As we age, not only do we feel older mentally, but physically as well. For seniors, health conditions follow age, and the older we get the more susceptible we become. Fortunately, modern medicine has extended the average life span of humans in many developed, and non-developed countries.
In order to know what to look out for you need to be aware of the potential risk for disease as you age. We’re going to list the top health concerns for seniors and then talk about how you can lower your risk for certain diseases.
Health Concerns for Seniors
Arthritis is one of the biggest health concerns for older people. At least 50 million US adults have some form of arthritis, most commonly among women and the elderly.
If you want to learn more about what arthritis is and how to treat it, check out our article on managing arthritis.

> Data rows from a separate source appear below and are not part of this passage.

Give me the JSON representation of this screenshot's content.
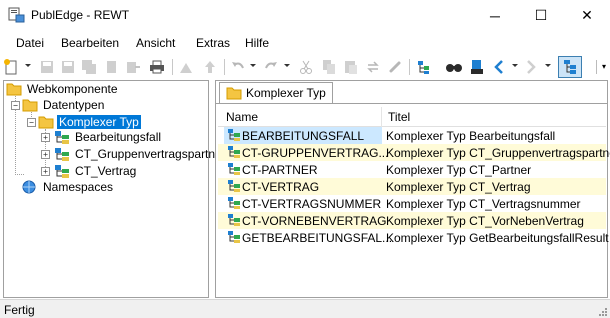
{
  "window": {
    "title": "PublEdge - REWT",
    "minimize_glyph": "─",
    "maximize_glyph": "☐",
    "close_glyph": "✕"
  },
  "menu": {
    "items": [
      {
        "label": "Datei"
      },
      {
        "label": "Bearbeiten"
      },
      {
        "label": "Ansicht"
      },
      {
        "label": "Extras"
      },
      {
        "label": "Hilfe"
      }
    ]
  },
  "toolbar": {
    "icons": [
      "new-icon",
      "save-icon",
      "save-as-icon",
      "save-all-icon",
      "copy-doc-icon",
      "export-icon",
      "print-icon",
      "import-icon",
      "upload-icon",
      "undo-icon",
      "redo-icon",
      "cut-icon",
      "copy-icon",
      "paste-icon",
      "replace-icon",
      "link-icon",
      "tree-view-icon",
      "find-icon",
      "bookmark-icon",
      "back-icon",
      "forward-icon",
      "structure-view-icon"
    ],
    "more_glyph": "▾"
  },
  "tree": {
    "root": {
      "label": "Webkomponente"
    },
    "datatypes": {
      "label": "Datentypen"
    },
    "complex_type": {
      "label": "Komplexer Typ"
    },
    "children": [
      {
        "label": "Bearbeitungsfall"
      },
      {
        "label": "CT_Gruppenvertragspartner"
      },
      {
        "label": "CT_Vertrag"
      }
    ],
    "namespaces": {
      "label": "Namespaces"
    },
    "expand_glyph": "+",
    "collapse_glyph": "−"
  },
  "tab": {
    "label": "Komplexer Typ"
  },
  "grid": {
    "headers": {
      "name": "Name",
      "title": "Titel"
    },
    "rows": [
      {
        "name": "BEARBEITUNGSFALL",
        "title": "Komplexer Typ Bearbeitungsfall"
      },
      {
        "name": "CT-GRUPPENVERTRAG...",
        "title": "Komplexer Typ CT_Gruppenvertragspartner"
      },
      {
        "name": "CT-PARTNER",
        "title": "Komplexer Typ CT_Partner"
      },
      {
        "name": "CT-VERTRAG",
        "title": "Komplexer Typ CT_Vertrag"
      },
      {
        "name": "CT-VERTRAGSNUMMER",
        "title": "Komplexer Typ CT_Vertragsnummer"
      },
      {
        "name": "CT-VORNEBENVERTRAG",
        "title": "Komplexer Typ CT_VorNebenVertrag"
      },
      {
        "name": "GETBEARBEITUNGSFAL...",
        "title": "Komplexer Typ GetBearbeitungsfallResult"
      }
    ]
  },
  "status": {
    "text": "Fertig"
  },
  "colors": {
    "selection": "#0078d7",
    "row_highlight": "#fffbd8",
    "row_selected": "#cce8ff",
    "folder": "#f4c542"
  }
}
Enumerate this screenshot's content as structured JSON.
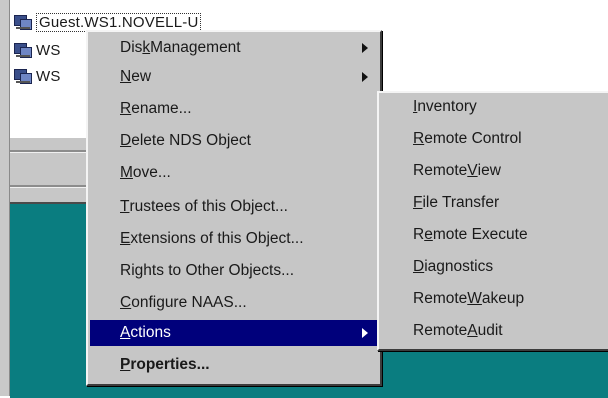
{
  "tree": {
    "items": [
      {
        "label": "Guest.WS1.NOVELL-U"
      },
      {
        "label": "WS"
      },
      {
        "label": "WS"
      }
    ],
    "clipped_text": "23"
  },
  "context_menu": {
    "items": [
      {
        "pre": "Dis",
        "ul": "k",
        "post": " Management",
        "submenu": true
      },
      {
        "pre": "",
        "ul": "N",
        "post": "ew",
        "submenu": true
      },
      {
        "pre": "",
        "ul": "R",
        "post": "ename...",
        "submenu": false
      },
      {
        "pre": "",
        "ul": "D",
        "post": "elete NDS Object",
        "submenu": false
      },
      {
        "pre": "",
        "ul": "M",
        "post": "ove...",
        "submenu": false
      },
      {
        "pre": "",
        "ul": "T",
        "post": "rustees of this Object...",
        "submenu": false
      },
      {
        "pre": "",
        "ul": "E",
        "post": "xtensions of this Object...",
        "submenu": false
      },
      {
        "pre": "Ri",
        "ul": "g",
        "post": "hts to Other Objects...",
        "submenu": false
      },
      {
        "pre": "",
        "ul": "C",
        "post": "onfigure NAAS...",
        "submenu": false
      },
      {
        "pre": "",
        "ul": "A",
        "post": "ctions",
        "submenu": true,
        "selected": true
      },
      {
        "pre": "",
        "ul": "P",
        "post": "roperties...",
        "submenu": false,
        "bold": true
      }
    ]
  },
  "actions_submenu": {
    "items": [
      {
        "pre": "",
        "ul": "I",
        "post": "nventory"
      },
      {
        "pre": "",
        "ul": "R",
        "post": "emote Control"
      },
      {
        "pre": "Remote ",
        "ul": "V",
        "post": "iew"
      },
      {
        "pre": "",
        "ul": "F",
        "post": "ile Transfer"
      },
      {
        "pre": "R",
        "ul": "e",
        "post": "mote Execute"
      },
      {
        "pre": "",
        "ul": "D",
        "post": "iagnostics"
      },
      {
        "pre": "Remote ",
        "ul": "W",
        "post": "akeup"
      },
      {
        "pre": "Remote ",
        "ul": "A",
        "post": "udit"
      }
    ]
  },
  "colors": {
    "menu_bg": "#c6c6c6",
    "selection": "#00007b",
    "desktop": "#0a7d80"
  }
}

Cancer is not just affecting the elderly, it affects us all. As of 2014, it has been the second leading cause of death for those over 65 based on CDC data. It’s important to schedule regular checks and screenings to catch and treat early forms of cancer.

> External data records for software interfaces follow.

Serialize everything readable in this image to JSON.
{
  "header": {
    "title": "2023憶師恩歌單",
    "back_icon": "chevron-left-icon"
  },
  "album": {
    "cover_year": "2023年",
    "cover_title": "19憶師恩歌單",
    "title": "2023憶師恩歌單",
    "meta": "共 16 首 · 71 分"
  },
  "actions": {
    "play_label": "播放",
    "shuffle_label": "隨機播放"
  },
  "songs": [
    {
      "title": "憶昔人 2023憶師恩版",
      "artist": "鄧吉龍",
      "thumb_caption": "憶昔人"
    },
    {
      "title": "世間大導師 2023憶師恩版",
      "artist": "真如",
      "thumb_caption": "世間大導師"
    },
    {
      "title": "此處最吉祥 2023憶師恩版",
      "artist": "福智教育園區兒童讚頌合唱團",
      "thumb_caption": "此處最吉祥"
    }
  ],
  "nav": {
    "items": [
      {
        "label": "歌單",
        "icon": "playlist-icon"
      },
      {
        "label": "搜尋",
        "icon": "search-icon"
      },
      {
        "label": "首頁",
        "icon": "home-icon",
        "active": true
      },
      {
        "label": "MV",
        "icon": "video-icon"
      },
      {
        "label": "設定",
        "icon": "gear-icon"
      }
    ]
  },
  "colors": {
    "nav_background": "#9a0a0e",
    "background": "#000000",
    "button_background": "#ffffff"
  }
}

Alzheimer’s is typically known for affecting seniors. It’s a chronic condition that affects cognitive functioning and it’s still hard to diagnose correctly. According to the Alzheimer’s Association, 1 in 9 people over age 65 and a 3rd of those over 85 have Alheimer’s.

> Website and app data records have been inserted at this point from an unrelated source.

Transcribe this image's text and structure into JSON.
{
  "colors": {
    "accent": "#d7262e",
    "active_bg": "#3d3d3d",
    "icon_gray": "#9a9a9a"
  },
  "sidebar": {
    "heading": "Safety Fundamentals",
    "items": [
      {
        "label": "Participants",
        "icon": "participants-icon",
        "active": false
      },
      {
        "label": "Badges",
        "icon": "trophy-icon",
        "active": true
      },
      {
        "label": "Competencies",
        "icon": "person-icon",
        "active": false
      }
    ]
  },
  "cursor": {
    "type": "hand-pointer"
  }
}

The National Osteoporosis Foundation has found that 54 million Americans have this condition. The disease is caused by multiple factors such as cancer, medicine, genes, age, and sex.
We have another article just on Osteoporosis, the types, and prevention methods.
Slips and falls are more likely and more dangerous as we age. A typical fall for a teenager may end with bumps and bruises, and it could mean broken bones for a senior. According to the NCOA, falls are the leading cause of fatal and nonfatal injuries for those over 65.
Pneumonia and the Flu
Seniors are not only more susceptible to catching the flu and pneumonia but also are more at risk of death due to them. It’s recommended that you get an annual flu shot and see your doctor for any flu like symptoms.
The National Institutes of Health has found that one in three people over age 60 will get shingles. It can cause severe pain, rash, and blisters on one side of the body. There is a vaccine available so ask your doctor if it’s right for you.
What can I do now to lower my risks?
First off, you need to quit smoking. “But it’s just one cigarette every now and then.” This is a common excuse for those who say they’re not addicted to cigarettes. But why not just quit altogether? More and more research is coming out about just what cigarettes can do to our bodies….and it’s not looking good.
Second, get yourself in the healthy lifestyle mindset. Don’t just diet for a few weeks and say it’s not for you. You need to find a healthy medium that allows you to eat right, exercise, and eat the foods you enjoy every now and then. One of the leading risks of health disorders is being overweight. If you can catch it early and correct it, you’ll save yourself from the complications that come with being overweight or obese like diabetes, gout, certain heart diseases, and more.